  • 10 implement — ► NOUN ▪ a tool, utensil, or other piece of equipment, used for a particular purpose. ► VERB ▪ put into effect. DERIVATIVES implementation noun implementer noun. ORIGIN from Latin implere fill up , later employ …

    English terms dictionary

  • 11 implement — I UK [ˈɪmplɪˌment] / US [ˈɪmpləˌment] verb [transitive] Word forms implement : present tense I/you/we/they implement he/she/it implements present participle implementing past tense implemented past participle implemented ** to make something such …

    English dictionary

  • 12 implement — I. noun Etymology: Middle English, from Anglo French, from Late Latin implementum action of filling up, from Latin implēre to fill up, from in + plēre to fill more at full Date: 15th century 1. an article serving to equip < the implements of… …

    New Collegiate Dictionary

  • 13 implement — 01. They [implemented] the plan for a restructuring of the company over a 3 year period. 02. We have decided to [implement] the committee s suggestions in full. 03. The new government has [implemented] a number of cutbacks to the education budget …

    Grammatical examples in English

  • 14 implement — {{Roman}}I.{{/Roman}} noun ADJECTIVE ▪ agricultural, farm, farming, garden, gardening, kitchen, surgical ▪ cooking, digging …

    Collocations dictionary

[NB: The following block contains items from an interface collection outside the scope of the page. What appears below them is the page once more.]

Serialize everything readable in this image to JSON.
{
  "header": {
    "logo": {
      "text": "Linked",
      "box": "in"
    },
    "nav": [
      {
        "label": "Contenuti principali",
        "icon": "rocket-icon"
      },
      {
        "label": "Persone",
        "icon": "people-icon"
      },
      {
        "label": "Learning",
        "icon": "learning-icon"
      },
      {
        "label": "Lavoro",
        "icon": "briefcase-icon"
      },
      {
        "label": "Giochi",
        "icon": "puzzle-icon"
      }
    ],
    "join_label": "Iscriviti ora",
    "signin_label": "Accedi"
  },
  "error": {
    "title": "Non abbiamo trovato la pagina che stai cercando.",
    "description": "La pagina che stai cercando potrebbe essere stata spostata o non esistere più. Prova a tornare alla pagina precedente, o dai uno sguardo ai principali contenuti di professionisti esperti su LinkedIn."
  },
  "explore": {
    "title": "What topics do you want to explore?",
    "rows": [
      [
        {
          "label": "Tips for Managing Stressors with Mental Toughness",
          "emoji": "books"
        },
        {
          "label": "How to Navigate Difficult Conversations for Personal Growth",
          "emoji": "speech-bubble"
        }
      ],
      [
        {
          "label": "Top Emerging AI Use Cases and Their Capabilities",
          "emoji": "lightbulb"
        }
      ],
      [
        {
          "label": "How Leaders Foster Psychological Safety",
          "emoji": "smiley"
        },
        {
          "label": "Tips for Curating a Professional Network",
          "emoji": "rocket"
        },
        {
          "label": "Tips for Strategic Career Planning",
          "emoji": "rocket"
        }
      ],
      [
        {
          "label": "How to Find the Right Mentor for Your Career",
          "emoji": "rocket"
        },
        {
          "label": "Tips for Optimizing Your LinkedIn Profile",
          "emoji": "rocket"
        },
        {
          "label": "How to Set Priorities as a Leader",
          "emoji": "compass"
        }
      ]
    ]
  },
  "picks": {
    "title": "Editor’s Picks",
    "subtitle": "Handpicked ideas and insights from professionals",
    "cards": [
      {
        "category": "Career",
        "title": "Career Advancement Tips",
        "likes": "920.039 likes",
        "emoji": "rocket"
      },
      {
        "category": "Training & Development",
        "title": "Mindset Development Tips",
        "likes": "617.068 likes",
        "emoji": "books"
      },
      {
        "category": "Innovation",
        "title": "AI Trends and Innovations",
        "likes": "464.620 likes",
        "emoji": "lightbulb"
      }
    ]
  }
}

  • 15 implement — {{11}}implement (n.) mid 15c., from L.L. implementem a filling up (as with provisions), from L. implere to fill, from assimilated form of in into, in, on, upon (see IN (Cf. in ) (2)) + plere to fill (see PLENARY (Cf. plenary)). Sense of tool is… …

    Etymology dictionary

  • 16 implement — im|ple|ment1 W3 [ˈımplıment] v [T] to take action or make changes that you have officially decided should happen implement a policy/plan/decision etc ▪ We have decided to implement the committee s recommendations in full . >implementation… …

    Dictionary of contemporary English

  • 17 implement — ♦♦♦ implements, implementing, implemented (The verb is pronounced [[t]ɪ̱mplɪment[/t]]. The noun is pronounced [[t]ɪ̱mplɪmənt[/t]].) 1) VERB If you implement something such as a plan, you ensure that what has been planned is done. [V n] The… …

    English dictionary

  • 18 implement — implementable, adj. implemental, adj. implementation, n. implementer, implementor, n. n. /im pleuh meuhnt/; v. /im pleuh ment , meuhnt/, n. 1. any article used in some activity, esp. an instrument, tool, or utensil: agricultural implements. 2. an …

    Universalium

  • 19 implement — im|ple|ment1 [ ımplə,ment ] verb transitive ** to make something such as an idea, plan, system, or law start to work and be used: CARRY OUT: The agreement was signed but its recommendations were never implemented. Attempts to implement change… …

    Usage of the words and phrases in modern English

  • 20 implement — [15] The idea underlying implement is of ‘filling up’. It comes ultimately from Latin implēre, a compound verb formed from the intensive prefix in and plēre ‘fill’ (as in English complete). This originally meant ‘fill up’, and hence ‘fulfil’, but …

    The Hutchinson dictionary of word origins